All the external walls and those of the Courtyard are faced with white-ended common bricks relieved with bands, arches, and other architectural features in deep red stocks, the style of being an adaptation of the Italian Gothic, from the designs of Messrs. Pennington and Bridgen. Messrs. R. Neill & Sons were the general contractors, their sub-contractors being Messrs. Healey & Son, for the excavating and brickwork; Messrs. Kirkley, for the slating; Messrs. Jaffrey, for the plumbing and glazing; Messrs. Burns & Wharton, for the plastering and painting; Mr. Hornblower and Mr. Hamor, Lockwood, for the fireproof flooring; Messrs. Longden, for cast iron work; and Messrs. Worthington for the road making and paving.


The front cellar, which was intended for "special hard wear," is laid with Macleod's metallic concrete, by Mr. M. Macleod, 9, Oxford-street, Manchester. and though the concrete was laid whilst water was on the ground and during the bad weather of December last, and has had the usual usage accorded to such floors in new buildings, when this concrete was cleaned off a few days ago for examination, it was found perfect in every respect, being dry, smooth, and undamaged. We understand Mr. Macleod has laid this pavement on concrete arches, formed by himself, in various new military depots where they have been found to answer admirably for military storage.
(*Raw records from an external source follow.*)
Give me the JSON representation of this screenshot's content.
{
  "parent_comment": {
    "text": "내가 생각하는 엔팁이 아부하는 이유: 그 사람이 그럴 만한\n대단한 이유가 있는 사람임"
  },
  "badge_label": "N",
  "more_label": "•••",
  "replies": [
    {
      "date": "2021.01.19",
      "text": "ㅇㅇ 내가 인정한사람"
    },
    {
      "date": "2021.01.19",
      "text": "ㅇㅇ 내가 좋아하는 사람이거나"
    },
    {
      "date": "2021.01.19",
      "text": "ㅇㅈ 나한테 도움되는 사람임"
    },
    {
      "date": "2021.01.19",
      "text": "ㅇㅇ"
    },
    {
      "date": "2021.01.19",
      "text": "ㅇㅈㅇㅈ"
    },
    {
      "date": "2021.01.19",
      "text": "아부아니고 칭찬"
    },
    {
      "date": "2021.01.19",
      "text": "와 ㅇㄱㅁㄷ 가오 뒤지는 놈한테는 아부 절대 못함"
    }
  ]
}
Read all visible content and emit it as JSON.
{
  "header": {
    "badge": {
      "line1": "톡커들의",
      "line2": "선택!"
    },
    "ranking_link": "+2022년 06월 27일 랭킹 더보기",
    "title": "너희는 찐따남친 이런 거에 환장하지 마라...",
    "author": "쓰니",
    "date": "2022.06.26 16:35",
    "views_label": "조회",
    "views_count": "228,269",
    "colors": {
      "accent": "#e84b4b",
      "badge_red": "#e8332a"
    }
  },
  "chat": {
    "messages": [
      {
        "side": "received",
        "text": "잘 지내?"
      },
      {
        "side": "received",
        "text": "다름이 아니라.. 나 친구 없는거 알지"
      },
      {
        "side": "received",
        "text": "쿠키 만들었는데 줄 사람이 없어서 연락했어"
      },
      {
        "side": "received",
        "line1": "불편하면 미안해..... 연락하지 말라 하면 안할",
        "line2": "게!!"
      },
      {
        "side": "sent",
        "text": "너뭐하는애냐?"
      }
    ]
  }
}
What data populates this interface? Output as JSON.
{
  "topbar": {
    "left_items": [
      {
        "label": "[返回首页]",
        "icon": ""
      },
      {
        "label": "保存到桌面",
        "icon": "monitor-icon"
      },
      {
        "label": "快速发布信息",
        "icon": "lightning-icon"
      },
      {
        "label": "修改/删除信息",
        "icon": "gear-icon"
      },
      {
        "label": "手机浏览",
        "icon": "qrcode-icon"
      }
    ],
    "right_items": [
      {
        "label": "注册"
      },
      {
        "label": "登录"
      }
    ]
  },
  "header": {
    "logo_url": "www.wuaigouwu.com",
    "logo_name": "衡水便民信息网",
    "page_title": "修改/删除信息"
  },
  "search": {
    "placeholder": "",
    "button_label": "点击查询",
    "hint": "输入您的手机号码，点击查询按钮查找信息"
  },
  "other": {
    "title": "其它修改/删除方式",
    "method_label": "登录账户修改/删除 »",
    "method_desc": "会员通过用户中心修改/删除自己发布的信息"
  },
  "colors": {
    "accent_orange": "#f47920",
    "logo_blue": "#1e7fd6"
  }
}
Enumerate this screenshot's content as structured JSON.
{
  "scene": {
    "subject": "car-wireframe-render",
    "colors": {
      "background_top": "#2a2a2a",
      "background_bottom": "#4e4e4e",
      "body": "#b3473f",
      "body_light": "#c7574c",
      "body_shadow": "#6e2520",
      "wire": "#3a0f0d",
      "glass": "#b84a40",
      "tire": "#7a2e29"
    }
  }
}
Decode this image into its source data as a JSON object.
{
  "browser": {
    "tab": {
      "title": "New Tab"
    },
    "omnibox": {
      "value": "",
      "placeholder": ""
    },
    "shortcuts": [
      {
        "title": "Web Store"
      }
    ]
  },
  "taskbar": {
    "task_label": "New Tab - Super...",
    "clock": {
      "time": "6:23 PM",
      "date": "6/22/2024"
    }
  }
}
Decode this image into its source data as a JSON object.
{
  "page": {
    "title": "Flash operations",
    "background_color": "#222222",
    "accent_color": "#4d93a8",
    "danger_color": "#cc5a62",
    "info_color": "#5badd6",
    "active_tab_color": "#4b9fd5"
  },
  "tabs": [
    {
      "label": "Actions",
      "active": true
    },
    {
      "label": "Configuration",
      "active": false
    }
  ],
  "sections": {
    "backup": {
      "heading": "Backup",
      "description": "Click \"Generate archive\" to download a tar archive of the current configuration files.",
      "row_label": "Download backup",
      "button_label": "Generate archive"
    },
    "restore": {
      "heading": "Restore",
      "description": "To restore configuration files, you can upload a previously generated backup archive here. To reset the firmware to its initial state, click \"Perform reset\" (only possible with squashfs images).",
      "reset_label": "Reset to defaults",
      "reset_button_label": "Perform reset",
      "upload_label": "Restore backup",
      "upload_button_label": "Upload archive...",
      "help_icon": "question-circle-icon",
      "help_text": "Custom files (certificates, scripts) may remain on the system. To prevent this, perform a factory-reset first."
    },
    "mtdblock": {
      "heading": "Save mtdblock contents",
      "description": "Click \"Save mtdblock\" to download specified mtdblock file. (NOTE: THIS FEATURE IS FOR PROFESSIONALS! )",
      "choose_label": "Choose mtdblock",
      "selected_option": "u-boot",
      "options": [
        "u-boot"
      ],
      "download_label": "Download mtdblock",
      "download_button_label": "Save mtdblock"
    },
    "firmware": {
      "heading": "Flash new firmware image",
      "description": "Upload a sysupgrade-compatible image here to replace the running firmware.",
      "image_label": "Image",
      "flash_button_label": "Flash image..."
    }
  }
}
For some of the ceilings Messrs. H. Leigh & Sons patent hoop iron lath has been used, and appears to form a very satisfactory job. It of course renders the lath and plaster inflammable, and should prove of value in mill ceilings. as we are informed that the shaking of mill floors does not injure it in any way. We noticed some rust from the metal in one of the ceilings, but this may be obviated by a non-corrosive coating the laths. A considerable quantity of this iron lathing has been used in the neighbourhood of Manchester. The entire cost of the Pantechnicon has been about £30,000. [British Architect 3 May 1878 page 208-209].


• Mr. Hornblower having erected a building in Liverpool and laid a floor according to my system. I handed it over to the Inspector of the Salvage Brigade of Liverpool. This officer subjected the whole to an intense fire of petroleum, tar barrels, coals, and everything of the most inflammable nature for forty-eight hours. The Liverpool Fire Brigade then played upon the building with the hose for six hours and the edifice was as perfect at the end, as at the commencement of the trial."


Reference    Manchester Faces and Places
Reference    British Architect 3 May 1878 page 208-209